Records shown: Begin
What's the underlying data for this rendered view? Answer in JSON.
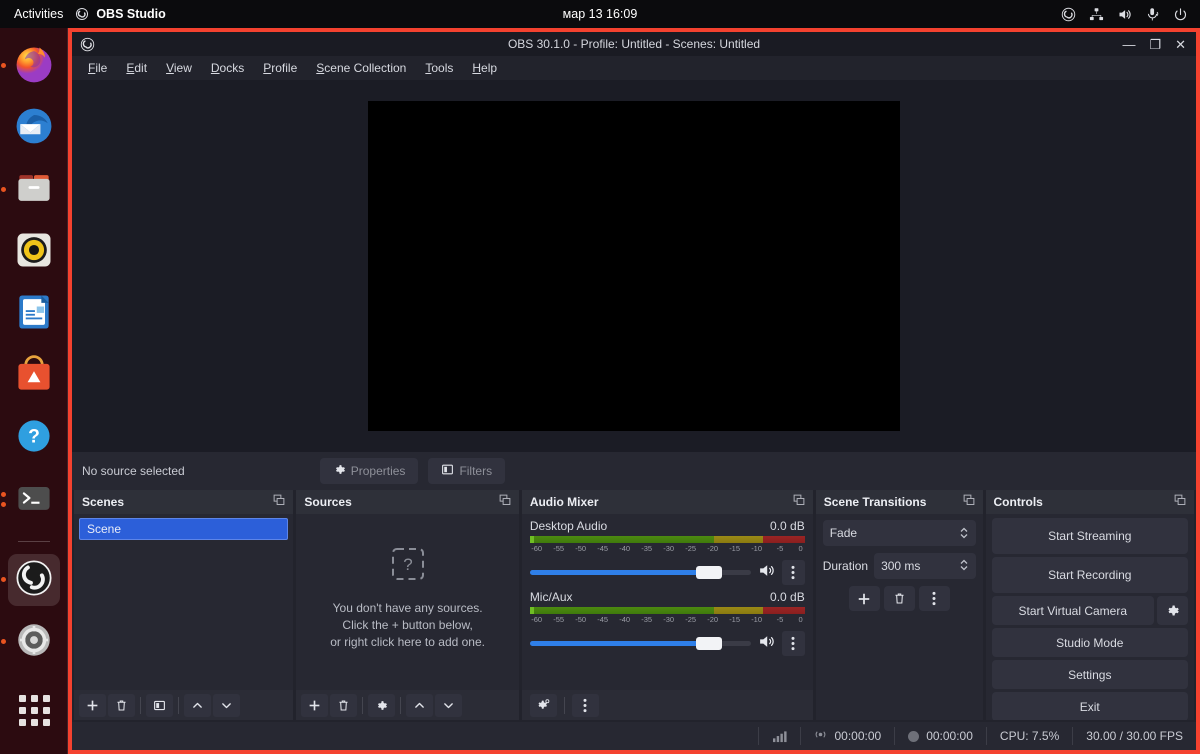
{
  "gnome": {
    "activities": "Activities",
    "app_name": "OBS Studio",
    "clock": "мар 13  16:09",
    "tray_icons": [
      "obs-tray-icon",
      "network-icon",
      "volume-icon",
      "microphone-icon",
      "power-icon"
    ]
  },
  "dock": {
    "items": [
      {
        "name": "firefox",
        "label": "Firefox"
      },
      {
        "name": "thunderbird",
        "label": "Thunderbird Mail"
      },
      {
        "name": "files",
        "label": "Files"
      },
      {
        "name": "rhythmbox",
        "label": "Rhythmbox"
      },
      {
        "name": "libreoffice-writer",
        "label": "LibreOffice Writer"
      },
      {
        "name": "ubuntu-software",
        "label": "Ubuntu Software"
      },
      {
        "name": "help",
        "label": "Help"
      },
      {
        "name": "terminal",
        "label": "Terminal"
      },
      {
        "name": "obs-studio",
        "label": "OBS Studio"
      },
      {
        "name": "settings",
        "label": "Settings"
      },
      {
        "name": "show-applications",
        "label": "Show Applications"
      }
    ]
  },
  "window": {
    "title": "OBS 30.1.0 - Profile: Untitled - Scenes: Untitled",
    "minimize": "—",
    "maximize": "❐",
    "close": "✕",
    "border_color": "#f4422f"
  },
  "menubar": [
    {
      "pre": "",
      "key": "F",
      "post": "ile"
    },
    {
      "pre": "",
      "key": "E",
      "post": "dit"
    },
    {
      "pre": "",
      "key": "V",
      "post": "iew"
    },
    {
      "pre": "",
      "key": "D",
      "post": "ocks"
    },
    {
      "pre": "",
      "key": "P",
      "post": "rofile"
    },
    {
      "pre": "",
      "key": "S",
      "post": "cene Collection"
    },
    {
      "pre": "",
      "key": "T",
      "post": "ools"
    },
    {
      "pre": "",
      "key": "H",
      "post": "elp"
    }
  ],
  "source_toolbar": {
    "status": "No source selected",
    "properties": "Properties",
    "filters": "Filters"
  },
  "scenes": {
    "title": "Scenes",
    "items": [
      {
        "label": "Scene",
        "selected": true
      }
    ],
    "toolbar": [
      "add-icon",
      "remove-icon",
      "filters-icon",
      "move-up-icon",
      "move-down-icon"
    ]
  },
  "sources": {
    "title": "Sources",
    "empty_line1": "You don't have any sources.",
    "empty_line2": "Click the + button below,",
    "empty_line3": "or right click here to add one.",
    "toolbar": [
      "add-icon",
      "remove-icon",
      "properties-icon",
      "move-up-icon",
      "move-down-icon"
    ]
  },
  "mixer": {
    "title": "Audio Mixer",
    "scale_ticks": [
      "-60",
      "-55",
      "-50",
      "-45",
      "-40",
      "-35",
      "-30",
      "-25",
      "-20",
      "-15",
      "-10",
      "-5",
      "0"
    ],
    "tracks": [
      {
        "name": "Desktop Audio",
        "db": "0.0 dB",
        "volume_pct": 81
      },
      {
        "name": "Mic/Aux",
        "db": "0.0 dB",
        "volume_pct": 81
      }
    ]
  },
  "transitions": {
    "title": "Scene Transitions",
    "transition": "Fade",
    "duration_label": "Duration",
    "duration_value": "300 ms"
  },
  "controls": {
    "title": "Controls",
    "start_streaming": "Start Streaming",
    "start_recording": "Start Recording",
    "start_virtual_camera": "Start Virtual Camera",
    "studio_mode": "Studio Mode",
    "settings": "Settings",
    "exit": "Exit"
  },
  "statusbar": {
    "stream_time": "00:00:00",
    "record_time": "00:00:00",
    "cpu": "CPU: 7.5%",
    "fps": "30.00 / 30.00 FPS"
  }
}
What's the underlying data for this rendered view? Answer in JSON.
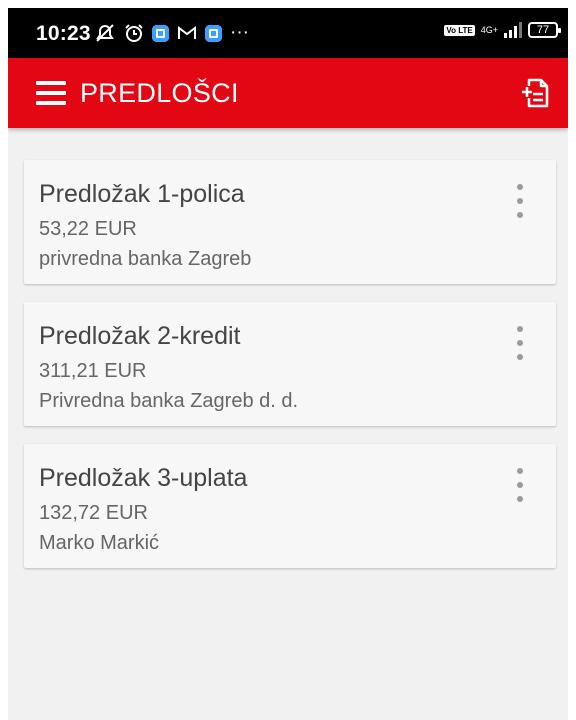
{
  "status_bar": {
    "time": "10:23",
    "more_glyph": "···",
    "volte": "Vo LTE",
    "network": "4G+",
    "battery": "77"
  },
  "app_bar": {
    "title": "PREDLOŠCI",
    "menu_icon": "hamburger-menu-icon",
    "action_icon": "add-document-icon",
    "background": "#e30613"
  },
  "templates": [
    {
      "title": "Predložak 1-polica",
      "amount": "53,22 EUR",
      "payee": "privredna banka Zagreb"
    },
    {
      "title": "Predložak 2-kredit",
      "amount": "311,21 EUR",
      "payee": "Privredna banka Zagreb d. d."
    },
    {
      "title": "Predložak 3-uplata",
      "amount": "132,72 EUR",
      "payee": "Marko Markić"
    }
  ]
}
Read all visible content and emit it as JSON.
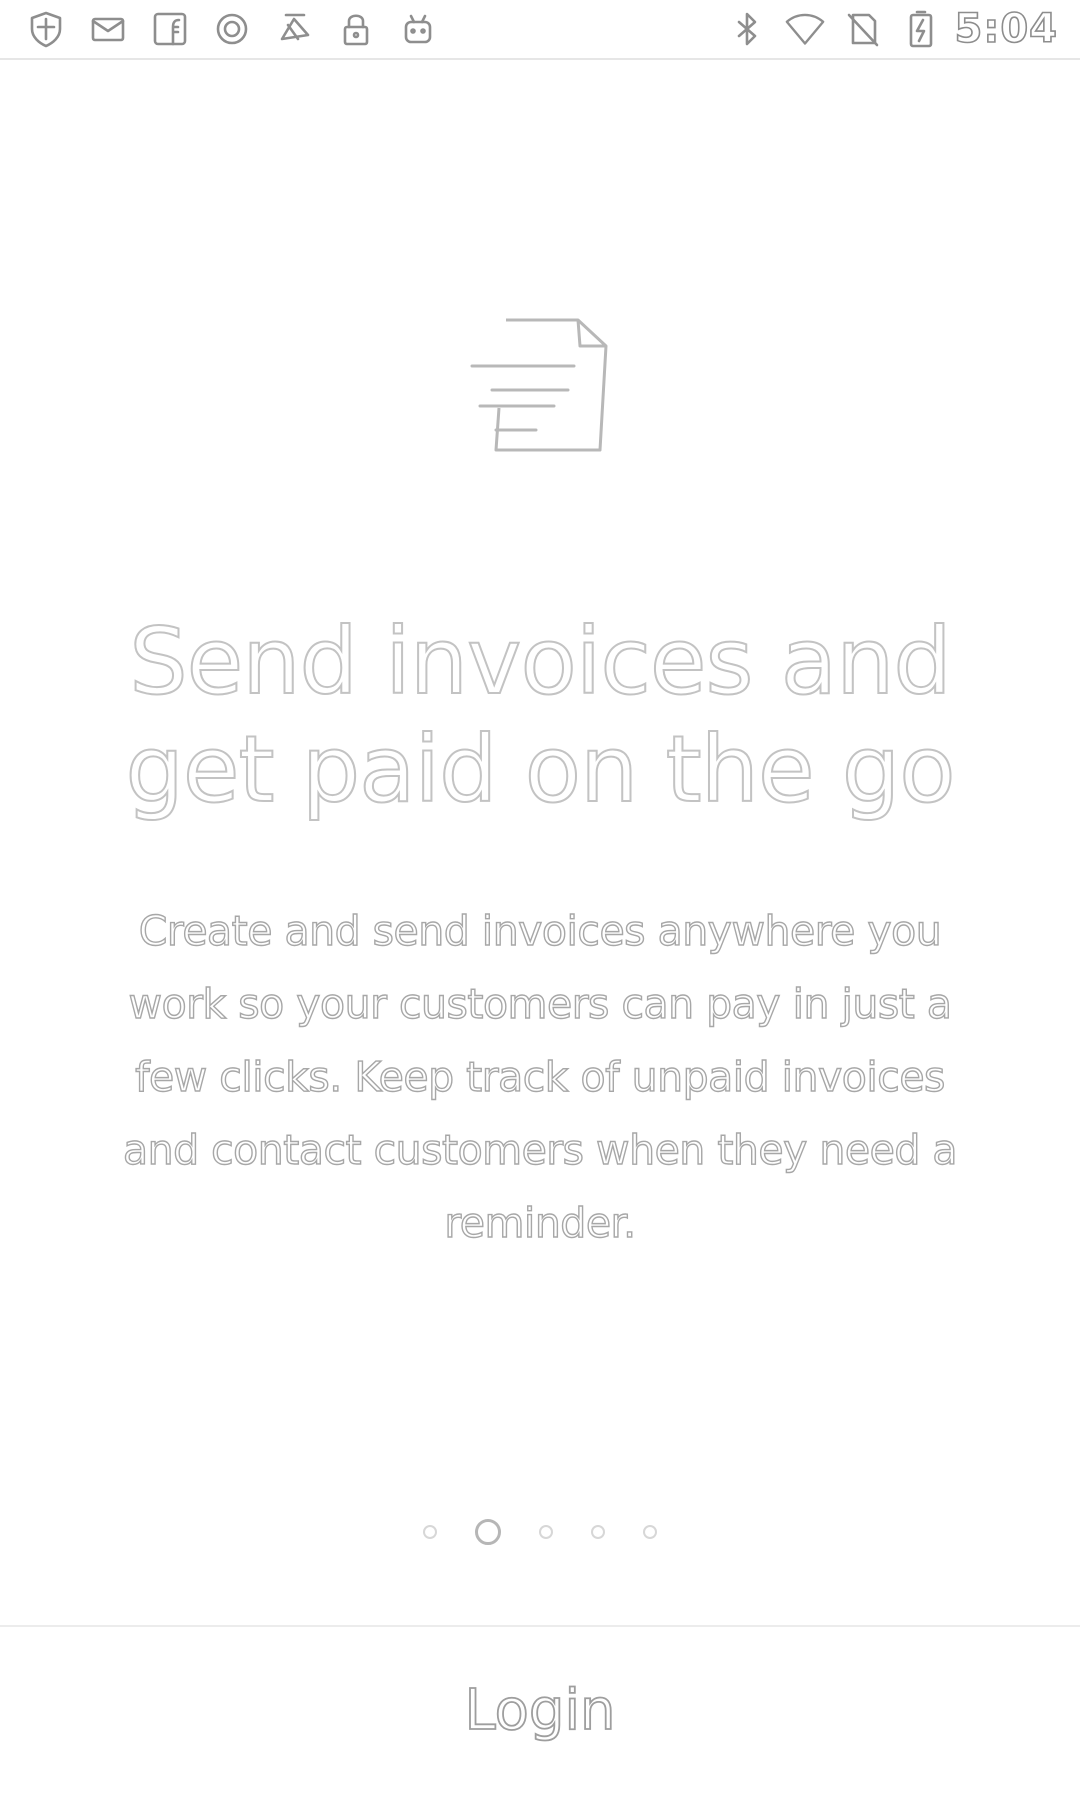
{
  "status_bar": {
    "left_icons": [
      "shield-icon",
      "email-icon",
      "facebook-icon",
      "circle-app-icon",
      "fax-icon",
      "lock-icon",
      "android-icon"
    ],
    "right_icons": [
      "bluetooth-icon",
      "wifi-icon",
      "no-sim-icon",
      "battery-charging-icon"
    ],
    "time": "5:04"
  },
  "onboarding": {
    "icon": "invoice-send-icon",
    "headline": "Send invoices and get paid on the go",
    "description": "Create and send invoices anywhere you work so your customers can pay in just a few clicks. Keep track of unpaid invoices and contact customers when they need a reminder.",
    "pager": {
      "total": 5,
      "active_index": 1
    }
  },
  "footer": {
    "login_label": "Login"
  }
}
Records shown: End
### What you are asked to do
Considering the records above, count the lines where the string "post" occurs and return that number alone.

### Task result
8